The government's immigration bill, described as a potential ‘hammer blow' to the hospitality industry, is to return to the House of Commons today.
The bill looks to repeal EU freedom of movement and introduce the framework of a points-based system that will favour those workers judged to be ‘high-skilled'. The government had planned to introduce the policy from January 2021.
Prospective workers will need a job offer from a sponsored employer with a minimum salary of £25,600 – although there is a suggestion this could drop to £20,480 in industries with staff shortages if other conditions are met – as well as meeting a minimum English language standard.
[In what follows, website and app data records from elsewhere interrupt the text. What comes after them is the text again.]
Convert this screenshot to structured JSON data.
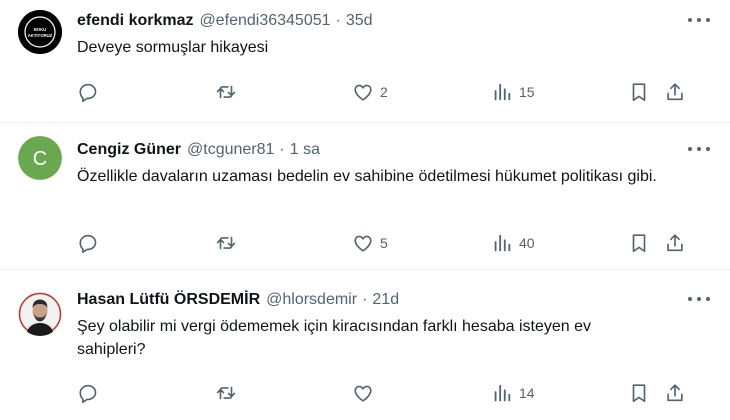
{
  "tweets": [
    {
      "name": "efendi korkmaz",
      "handle": "@efendi36345051",
      "time": "35d",
      "text": "Deveye sormuşlar hikayesi",
      "replies": "",
      "retweets": "",
      "likes": "2",
      "views": "15",
      "avatar_text": "BOKU AKTIYORUZ"
    },
    {
      "name": "Cengiz Güner",
      "handle": "@tcguner81",
      "time": "1 sa",
      "text": "Özellikle davaların uzaması bedelin ev sahibine ödetilmesi hükumet politikası gibi.",
      "replies": "",
      "retweets": "",
      "likes": "5",
      "views": "40",
      "avatar_letter": "C"
    },
    {
      "name": "Hasan Lütfü ÖRSDEMİR",
      "handle": "@hlorsdemir",
      "time": "21d",
      "text": "Şey olabilir mi vergi ödememek için kiracısından farklı hesaba isteyen ev sahipleri?",
      "replies": "",
      "retweets": "",
      "likes": "",
      "views": "14"
    }
  ],
  "separator": "·",
  "colors": {
    "text": "#0f1419",
    "muted": "#536471",
    "divider": "#eff3f4",
    "avatar_green": "#6aa84f"
  },
  "icons": [
    "reply-icon",
    "retweet-icon",
    "like-icon",
    "views-icon",
    "bookmark-icon",
    "share-icon",
    "more-icon"
  ]
}
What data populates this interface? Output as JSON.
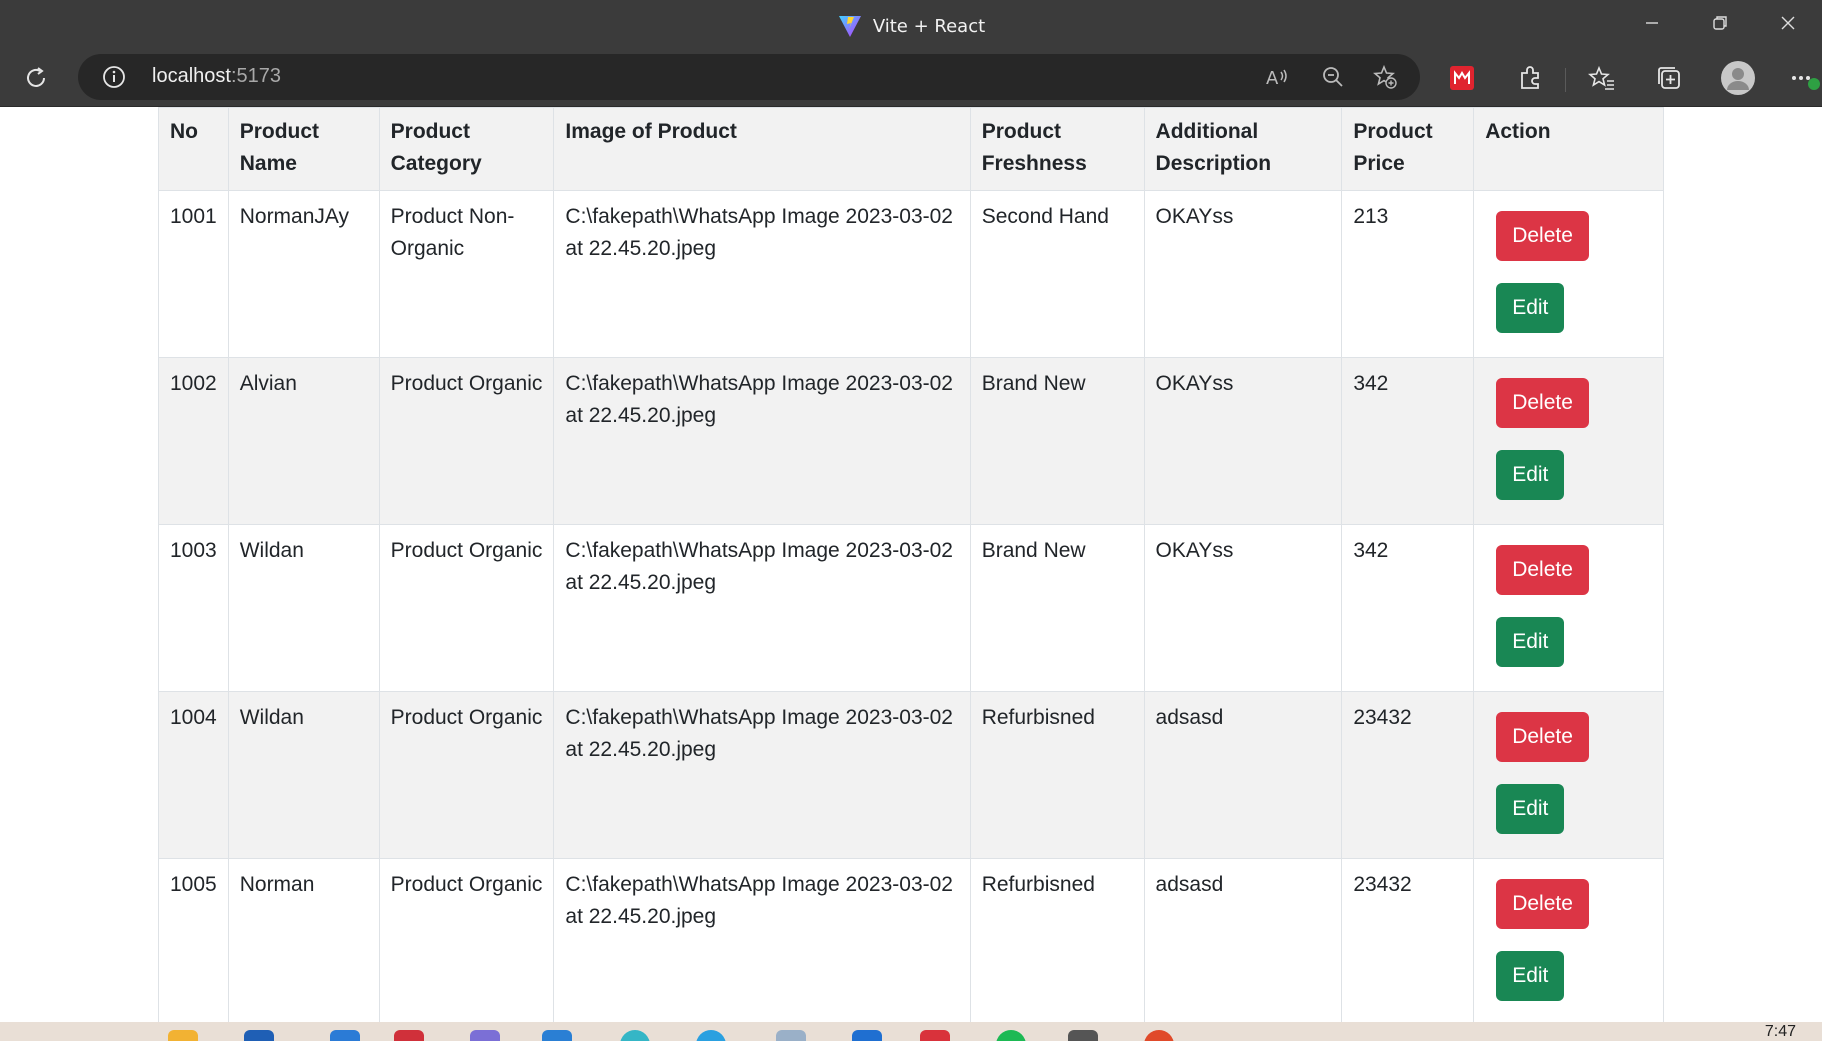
{
  "browser": {
    "tab_title": "Vite + React",
    "url_host": "localhost",
    "url_port": ":5173"
  },
  "table": {
    "headers": [
      "No",
      "Product Name",
      "Product Category",
      "Image of Product",
      "Product Freshness",
      "Additional Description",
      "Product Price",
      "Action"
    ],
    "rows": [
      {
        "no": "1001",
        "name": "NormanJAy",
        "category": "Product Non-Organic",
        "image": "C:\\fakepath\\WhatsApp Image 2023-03-02 at 22.45.20.jpeg",
        "freshness": "Second Hand",
        "description": "OKAYss",
        "price": "213"
      },
      {
        "no": "1002",
        "name": "Alvian",
        "category": "Product Organic",
        "image": "C:\\fakepath\\WhatsApp Image 2023-03-02 at 22.45.20.jpeg",
        "freshness": "Brand New",
        "description": "OKAYss",
        "price": "342"
      },
      {
        "no": "1003",
        "name": "Wildan",
        "category": "Product Organic",
        "image": "C:\\fakepath\\WhatsApp Image 2023-03-02 at 22.45.20.jpeg",
        "freshness": "Brand New",
        "description": "OKAYss",
        "price": "342"
      },
      {
        "no": "1004",
        "name": "Wildan",
        "category": "Product Organic",
        "image": "C:\\fakepath\\WhatsApp Image 2023-03-02 at 22.45.20.jpeg",
        "freshness": "Refurbisned",
        "description": "adsasd",
        "price": "23432"
      },
      {
        "no": "1005",
        "name": "Norman",
        "category": "Product Organic",
        "image": "C:\\fakepath\\WhatsApp Image 2023-03-02 at 22.45.20.jpeg",
        "freshness": "Refurbisned",
        "description": "adsasd",
        "price": "23432"
      }
    ],
    "delete_label": "Delete",
    "edit_label": "Edit"
  },
  "taskbar": {
    "clock": "7:47"
  },
  "colors": {
    "delete": "#dc3545",
    "edit": "#198754",
    "chrome": "#3b3b3b"
  }
}
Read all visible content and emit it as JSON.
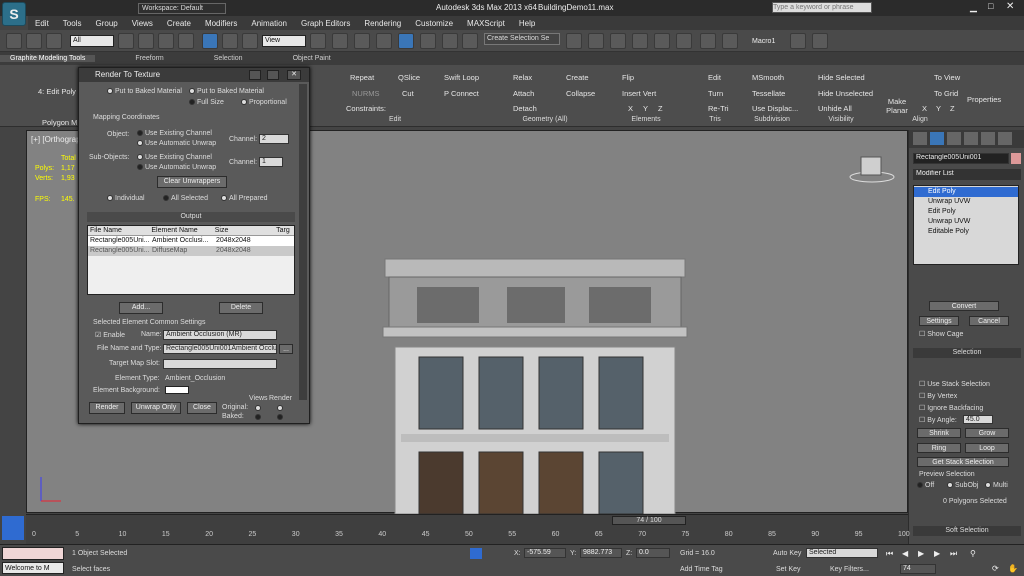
{
  "app": {
    "title": "Autodesk 3ds Max  2013 x64",
    "file": "BuildingDemo11.max",
    "workspace": "Workspace: Default",
    "search_placeholder": "Type a keyword or phrase"
  },
  "menu": [
    "Edit",
    "Tools",
    "Group",
    "Views",
    "Create",
    "Modifiers",
    "Animation",
    "Graph Editors",
    "Rendering",
    "Customize",
    "MAXScript",
    "Help"
  ],
  "toolbar": {
    "filter": "All",
    "ref_coord": "View",
    "selection_set": "Create Selection Se",
    "macro": "Macro1"
  },
  "ribbon_tabs": [
    "Graphite Modeling Tools",
    "Freeform",
    "Selection",
    "Object Paint"
  ],
  "ribbon_left": {
    "mode": "4: Edit Poly",
    "group": "Polygon M"
  },
  "ribbon_items": {
    "repeat": "Repeat",
    "qslice": "QSlice",
    "swift_loop": "Swift Loop",
    "nurms": "NURMS",
    "cut": "Cut",
    "p_connect": "P Connect",
    "constraints": "Constraints:",
    "relax": "Relax",
    "create": "Create",
    "attach": "Attach",
    "collapse": "Collapse",
    "detach": "Detach",
    "flip": "Flip",
    "insert_vert": "Insert Vert",
    "edit": "Edit",
    "turn": "Turn",
    "retri": "Re-Tri",
    "msmooth": "MSmooth",
    "tessellate": "Tessellate",
    "use_displac": "Use Displac...",
    "hide_selected": "Hide Selected",
    "hide_unselected": "Hide Unselected",
    "unhide_all": "Unhide All",
    "make_planar": "Make Planar",
    "to_view": "To View",
    "to_grid": "To Grid",
    "properties": "Properties",
    "x": "X",
    "y": "Y",
    "z": "Z"
  },
  "ribbon_groups": {
    "edit": "Edit",
    "geometry": "Geometry (All)",
    "elements": "Elements",
    "tris": "Tris",
    "subdivision": "Subdivision",
    "visibility": "Visibility",
    "align": "Align"
  },
  "viewport": {
    "label": "[+] [Orthograp",
    "stats": {
      "total": "Total",
      "polys": "Polys:",
      "polys_val": "1,17",
      "verts": "Verts:",
      "verts_val": "1,93",
      "fps": "FPS:",
      "fps_val": "145."
    }
  },
  "dialog": {
    "title": "Render To Texture",
    "top_options": {
      "put_baked": "Put to Baked Material",
      "put_baked2": "Put to Baked Material",
      "full_size": "Full Size",
      "proportional": "Proportional"
    },
    "mapping": {
      "header": "Mapping Coordinates",
      "object": "Object:",
      "use_existing": "Use Existing Channel",
      "use_auto": "Use Automatic Unwrap",
      "channel": "Channel:",
      "channel_val": "2",
      "sub_objects": "Sub-Objects:",
      "sub_existing": "Use Existing Channel",
      "sub_auto": "Use Automatic Unwrap",
      "sub_channel": "Channel:",
      "sub_channel_val": "1",
      "clear": "Clear Unwrappers"
    },
    "scope": {
      "individual": "Individual",
      "all_selected": "All Selected",
      "all_prepared": "All Prepared"
    },
    "output": {
      "header": "Output",
      "columns": [
        "File Name",
        "Element Name",
        "Size",
        "Targ"
      ],
      "rows": [
        [
          "Rectangle005Uni...",
          "Ambient Occlusi...",
          "2048x2048",
          ""
        ],
        [
          "Rectangle005Uni...",
          "DiffuseMap",
          "2048x2048",
          ""
        ]
      ],
      "add": "Add...",
      "delete": "Delete"
    },
    "element": {
      "header": "Selected Element Common Settings",
      "enable": "Enable",
      "name_label": "Name:",
      "name_val": "Ambient Occlusion (MR)",
      "file_label": "File Name and Type:",
      "file_val": "Rectangle005Uni001Ambient Occlu",
      "browse": "...",
      "target_label": "Target Map Slot:",
      "type_label": "Element Type:",
      "type_val": "Ambient_Occlusion",
      "bg_label": "Element Background:"
    },
    "bottom": {
      "render": "Render",
      "unwrap_only": "Unwrap Only",
      "close": "Close",
      "views": "Views",
      "render_col": "Render",
      "original": "Original:",
      "baked": "Baked:"
    }
  },
  "cmd": {
    "object_name": "Rectangle005Uni001",
    "modifier_list": "Modifier List",
    "stack": [
      "Edit Poly",
      "Unwrap UVW",
      "Edit Poly",
      "Unwrap UVW",
      "Editable Poly"
    ],
    "convert": "Convert",
    "settings": "Settings",
    "cancel": "Cancel",
    "show_cage": "Show Cage",
    "selection": "Selection",
    "use_stack": "Use Stack Selection",
    "by_vertex": "By Vertex",
    "ignore_backfacing": "Ignore Backfacing",
    "by_angle": "By Angle:",
    "angle_val": "45.0",
    "shrink": "Shrink",
    "grow": "Grow",
    "ring": "Ring",
    "loop": "Loop",
    "get_stack": "Get Stack Selection",
    "preview": "Preview Selection",
    "off": "Off",
    "subobj": "SubObj",
    "multi": "Multi",
    "polys_selected": "0 Polygons Selected",
    "soft_selection": "Soft Selection"
  },
  "timeline": {
    "frame": "74 / 100",
    "ticks": [
      "0",
      "5",
      "10",
      "15",
      "20",
      "25",
      "30",
      "35",
      "40",
      "45",
      "50",
      "55",
      "60",
      "65",
      "70",
      "75",
      "80",
      "85",
      "90",
      "95",
      "100"
    ]
  },
  "status": {
    "welcome": "Welcome to M",
    "objects_selected": "1 Object Selected",
    "prompt": "Select faces",
    "x_label": "X:",
    "x_val": "-575.59",
    "y_label": "Y:",
    "y_val": "9882.773",
    "z_label": "Z:",
    "z_val": "0.0",
    "grid": "Grid = 16.0",
    "add_time_tag": "Add Time Tag",
    "auto_key": "Auto Key",
    "selected": "Selected",
    "set_key": "Set Key",
    "key_filters": "Key Filters...",
    "frame_val": "74"
  },
  "colors": {
    "accent": "#3a76b8",
    "chrome": "#4a4a4a",
    "viewport": "#828282",
    "stack_highlight": "#2f6bd1"
  }
}
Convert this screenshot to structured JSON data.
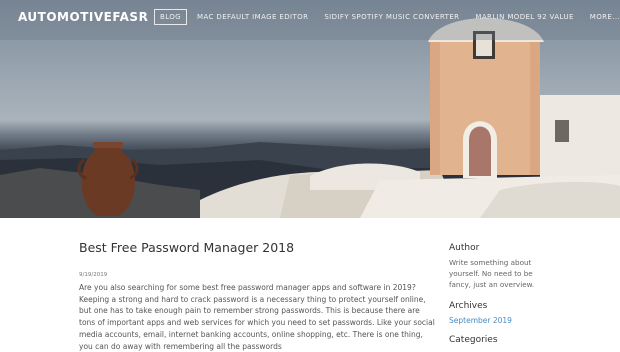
{
  "header": {
    "brand": "AUTOMOTIVEFASR",
    "nav": [
      {
        "label": "BLOG",
        "active": true
      },
      {
        "label": "MAC DEFAULT IMAGE EDITOR"
      },
      {
        "label": "SIDIFY SPOTIFY MUSIC CONVERTER"
      },
      {
        "label": "MARLIN MODEL 92 VALUE"
      },
      {
        "label": "MORE..."
      }
    ]
  },
  "post": {
    "title": "Best Free Password Manager 2018",
    "date": "9/19/2019",
    "body": "Are you also searching for some best free password manager apps and software in 2019? Keeping a strong and hard to crack password is a necessary thing to protect yourself online, but one has to take enough pain to remember strong passwords. This is because there are tons of important apps and web services for which you need to set passwords. Like your social media accounts, email, internet banking accounts, online shopping, etc. There is one thing, you can do away with remembering all the passwords"
  },
  "sidebar": {
    "author_heading": "Author",
    "author_text": "Write something about yourself. No need to be fancy, just an overview.",
    "archives_heading": "Archives",
    "archive_link": "September 2019",
    "categories_heading": "Categories"
  },
  "colors": {
    "link": "#4a8bc2",
    "text": "#555555",
    "heading": "#333333"
  }
}
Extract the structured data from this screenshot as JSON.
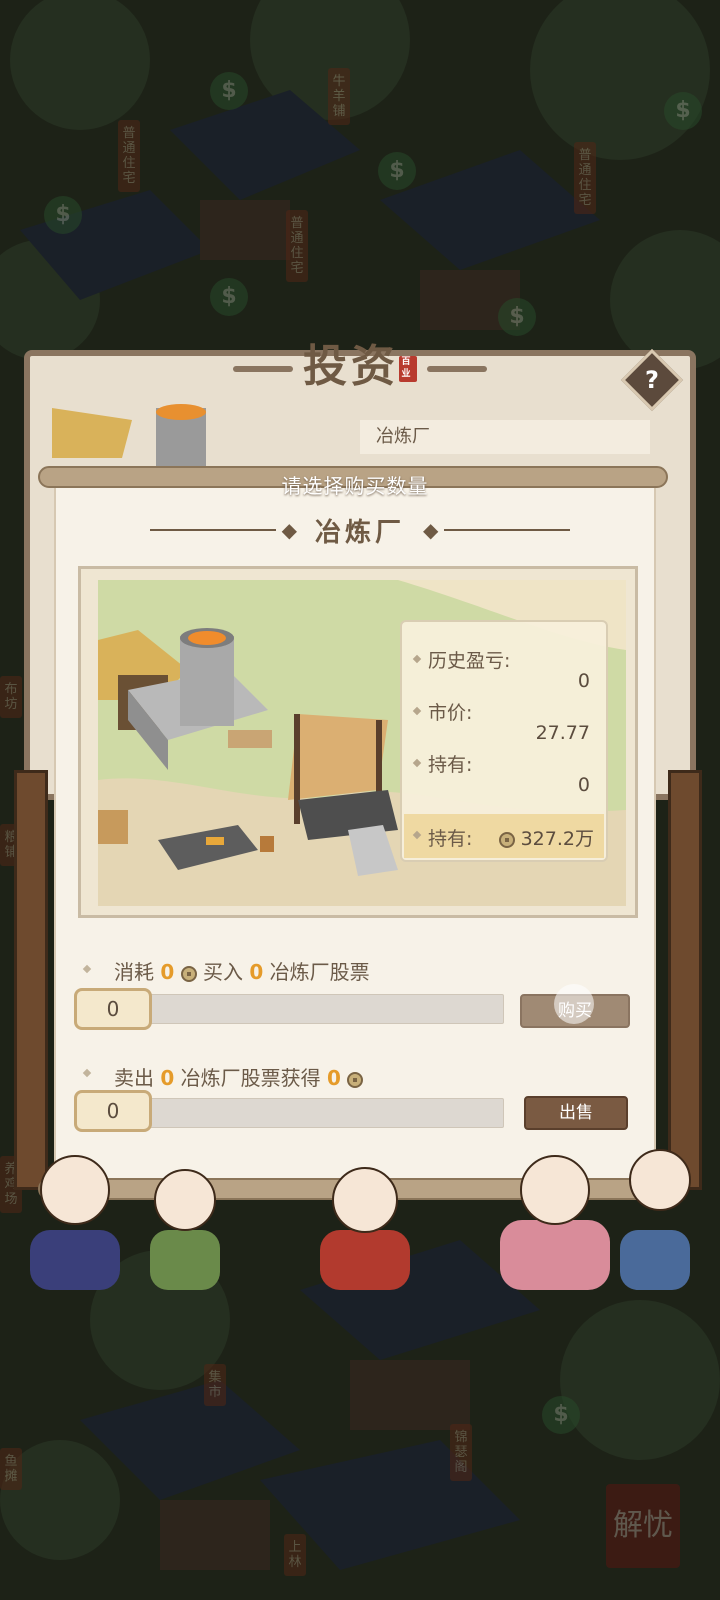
{
  "background": {
    "signs": [
      "普通住宅",
      "牛羊铺",
      "普通住宅",
      "普通住宅",
      "布坊",
      "粮铺",
      "养鸡场",
      "集市",
      "锦瑟阁",
      "鱼摊",
      "上林"
    ],
    "bubble_glyph": "$"
  },
  "back_panel": {
    "title": "投资",
    "seal_text": "百业",
    "help_label": "?",
    "item_name": "冶炼厂"
  },
  "dialog": {
    "header": "请选择购买数量",
    "building_name": "冶炼厂",
    "stats": {
      "history_label": "历史盈亏:",
      "history_value": "0",
      "price_label": "市价:",
      "price_value": "27.77",
      "holding_label": "持有:",
      "holding_value": "0",
      "wealth_label": "持有:",
      "wealth_value": "327.2万"
    },
    "buy": {
      "consume_label": "消耗",
      "consume_value": "0",
      "buy_in_label": "买入",
      "buy_in_value": "0",
      "stock_label": "冶炼厂股票",
      "quantity": "0",
      "slider_fraction": 0,
      "button_label": "购买"
    },
    "sell": {
      "sell_label": "卖出",
      "sell_value": "0",
      "stock_gain_label": "冶炼厂股票获得",
      "gain_value": "0",
      "quantity": "0",
      "slider_fraction": 0,
      "button_label": "出售"
    }
  },
  "stamp_text": "解忧",
  "colors": {
    "accent_number": "#e59b2a",
    "panel_bg": "#f7f2e8",
    "brown_button": "#7a5a42"
  }
}
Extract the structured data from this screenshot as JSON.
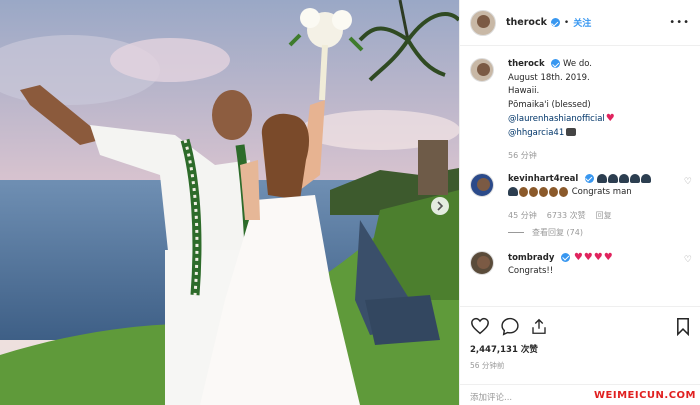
{
  "post": {
    "username": "therock",
    "follow_label": "关注",
    "separator": "•",
    "more_glyph": "•••"
  },
  "caption": {
    "username": "therock",
    "line1": "We do.",
    "line2": "August 18th. 2019.",
    "line3": "Hawaii.",
    "line4": "Pōmaika'i (blessed)",
    "mention1": "@laurenhashianofficial",
    "mention2": "@hhgarcia41",
    "time": "56 分钟"
  },
  "comments": [
    {
      "username": "kevinhart4real",
      "text": "Congrats man",
      "time": "45 分钟",
      "likes": "6733 次赞",
      "reply_label": "回复",
      "view_replies": "查看回复 (74)"
    },
    {
      "username": "tombrady",
      "text": "Congrats!!"
    }
  ],
  "stats": {
    "likes": "2,447,131 次赞",
    "ago": "56 分钟前"
  },
  "add_comment_placeholder": "添加评论...",
  "watermark": "WEIMEICUN.COM",
  "colors": {
    "accent": "#3897f0",
    "heart": "#e0245e",
    "watermark": "#e02020"
  }
}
Even if these requirements are met, potential employees will need to tot up 70 points in a system that prioritises high salaries and qualifications, with the Home Office estimating that 70% of the UK's current EU workforce would not meet the new requirements.
There have been hopes that opposition to the bill could increase, in the face of gratitude for the work of many frontline workers during the coronavirus crisis. Labour's shadow home secretary Nick Thomas-Symonds told BBC Radio 4's Today programme: "We see the clap for carers on a Thursday evening. It is wrong to then say on a Monday that you are unskilled, and that people with those skills are not welcome in this country."
The Immigration and Social Security Co-ordination (EU Withdrawal) Bill will go before parliament for its second reading this afternoon.